ETIHAD boss James Hogan says he's keen to see Aer Lingus and Air Berlin develop a codeshare agreement, but acknowledged that such a decision would be up to management at the two carriers.
Etihad owns 30pc of Air Berlin and just under 3pc of Aer Lingus.
Speaking to the Irish Independent in Dublin yesterday, Mr Hogan said that Air Berlin has a substantial footprint in Europe that could benefit Aer Lingus and a codeshare agreement could make sense.
"That's something for those two airlines to have a talk about," he said. "But obviously Air Berlin is a very large pan-European airline carrying 35 million passengers.
"It's very strong out of Dusseldorf and out of Berlin and secondary cities in Germany. If there's a way that those airlines can complement each other and feed passengers through each other's systems, then they should take advantage of that opportunity."

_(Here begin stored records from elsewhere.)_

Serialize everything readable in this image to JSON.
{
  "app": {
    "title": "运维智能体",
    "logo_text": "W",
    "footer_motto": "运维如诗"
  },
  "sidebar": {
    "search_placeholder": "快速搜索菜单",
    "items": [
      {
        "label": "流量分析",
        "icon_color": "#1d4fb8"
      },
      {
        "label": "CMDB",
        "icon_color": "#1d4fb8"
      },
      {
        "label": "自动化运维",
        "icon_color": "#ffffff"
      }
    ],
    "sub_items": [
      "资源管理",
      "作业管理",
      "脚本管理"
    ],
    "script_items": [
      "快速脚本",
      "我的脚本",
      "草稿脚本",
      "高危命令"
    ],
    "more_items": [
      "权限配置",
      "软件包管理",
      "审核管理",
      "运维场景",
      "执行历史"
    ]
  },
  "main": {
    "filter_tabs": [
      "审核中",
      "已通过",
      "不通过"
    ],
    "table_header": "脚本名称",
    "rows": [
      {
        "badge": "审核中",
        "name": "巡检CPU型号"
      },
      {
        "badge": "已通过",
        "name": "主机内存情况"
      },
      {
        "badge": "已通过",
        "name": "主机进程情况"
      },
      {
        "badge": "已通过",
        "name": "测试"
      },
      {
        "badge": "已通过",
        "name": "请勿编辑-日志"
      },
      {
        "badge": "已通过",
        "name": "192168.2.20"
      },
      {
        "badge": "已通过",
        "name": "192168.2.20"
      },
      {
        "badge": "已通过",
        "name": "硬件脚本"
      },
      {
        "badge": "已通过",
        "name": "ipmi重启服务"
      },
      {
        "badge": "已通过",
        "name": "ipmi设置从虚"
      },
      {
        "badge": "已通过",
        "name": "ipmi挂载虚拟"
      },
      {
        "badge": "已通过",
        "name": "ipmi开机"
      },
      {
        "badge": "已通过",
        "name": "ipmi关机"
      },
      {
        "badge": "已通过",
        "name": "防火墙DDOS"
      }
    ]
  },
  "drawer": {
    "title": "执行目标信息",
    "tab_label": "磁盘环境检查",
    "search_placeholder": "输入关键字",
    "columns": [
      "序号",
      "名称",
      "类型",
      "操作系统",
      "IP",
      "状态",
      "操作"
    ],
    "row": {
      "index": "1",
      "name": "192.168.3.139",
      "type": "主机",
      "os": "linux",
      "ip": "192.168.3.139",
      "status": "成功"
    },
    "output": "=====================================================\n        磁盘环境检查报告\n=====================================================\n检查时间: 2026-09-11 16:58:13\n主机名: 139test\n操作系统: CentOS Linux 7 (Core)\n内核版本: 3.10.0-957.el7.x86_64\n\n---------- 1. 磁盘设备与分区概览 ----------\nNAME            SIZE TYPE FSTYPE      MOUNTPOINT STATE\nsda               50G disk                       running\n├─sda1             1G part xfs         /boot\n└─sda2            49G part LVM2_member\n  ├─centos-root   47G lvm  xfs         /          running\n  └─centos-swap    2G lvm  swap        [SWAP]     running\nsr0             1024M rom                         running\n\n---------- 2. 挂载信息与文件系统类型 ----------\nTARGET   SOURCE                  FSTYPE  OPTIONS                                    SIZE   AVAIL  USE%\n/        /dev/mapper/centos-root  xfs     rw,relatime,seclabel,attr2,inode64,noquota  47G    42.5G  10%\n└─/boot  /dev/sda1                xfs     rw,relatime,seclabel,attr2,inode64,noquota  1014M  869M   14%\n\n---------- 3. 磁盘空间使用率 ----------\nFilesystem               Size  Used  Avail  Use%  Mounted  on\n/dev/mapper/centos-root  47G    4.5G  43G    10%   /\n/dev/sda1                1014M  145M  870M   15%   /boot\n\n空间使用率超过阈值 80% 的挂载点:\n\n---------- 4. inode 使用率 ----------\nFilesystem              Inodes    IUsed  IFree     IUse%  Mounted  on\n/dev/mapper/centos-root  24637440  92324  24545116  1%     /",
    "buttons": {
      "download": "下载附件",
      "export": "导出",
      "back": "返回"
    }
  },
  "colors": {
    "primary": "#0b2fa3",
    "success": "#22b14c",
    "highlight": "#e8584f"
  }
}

Etihad and Aer Lingus signed a codeshare agreement in May. It's been performing well so far for the pair.
All the key performance indicators (KPIs) that were set at Air Berlin following Etihad's investment have been met, said Mr Hogan. Etihad boosted its stake in Air Berlin from 3pc to almost 30pc last December for €73m.
But Etihad also loaned Air Berlin $255m and inked a codeshare agreement with the carrier. Etihad took a near 3pc stake in Aer Lingus earlier this year.

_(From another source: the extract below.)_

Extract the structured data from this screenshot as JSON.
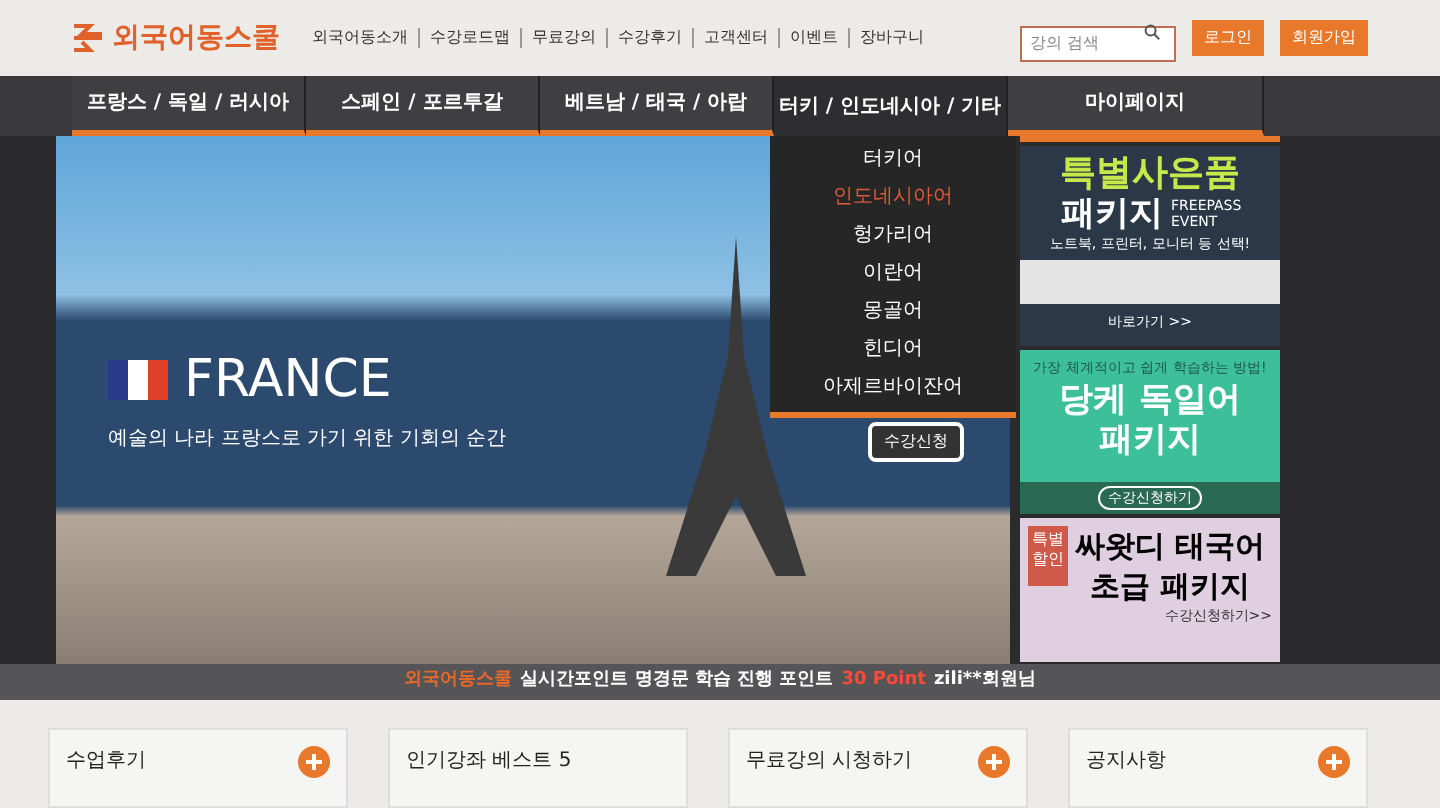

"All the KPIs that we set have been achieved and the cost savings have been achieved in year one," he said of Air Berlin. "For us, it's been very successful." He said he has "no doubt" that the airline will move back to profitability.
Etihad, which operates 10 flights a week between Dublin and Abu Dhabi, owns equity stakes in four airlines. Mr Hogan confirmed that a number of other airlines have approached the Middle East carrier with a view to taking holdings in them.
But Mr Hogan declined to be drawn on whether Etihad might boost its stake in Aer Lingus, notwithstanding the possible sale of the Government's 25.1pc stake in the carrier.
Ryanair owns almost 30pc of Aer Lingus. Ryanair chief executive Michael O'Leary said it has received a number of approaches from financial institutions interested in buying its stake. He also said that Ryanair will "seriously" examine selling its holding in Aer Lingus if the European Commission blocks its latest attempt to buy the former flag carrier.
Mr Hogan has indicated that Etihad is interested in buying the Government's stake in Aer Lingus. However, no sale of the stake is possible until an on-going pension dispute at the carrier is resolved. Siptu has already served Aer Lingus with notice of industrial action that will take place later this month.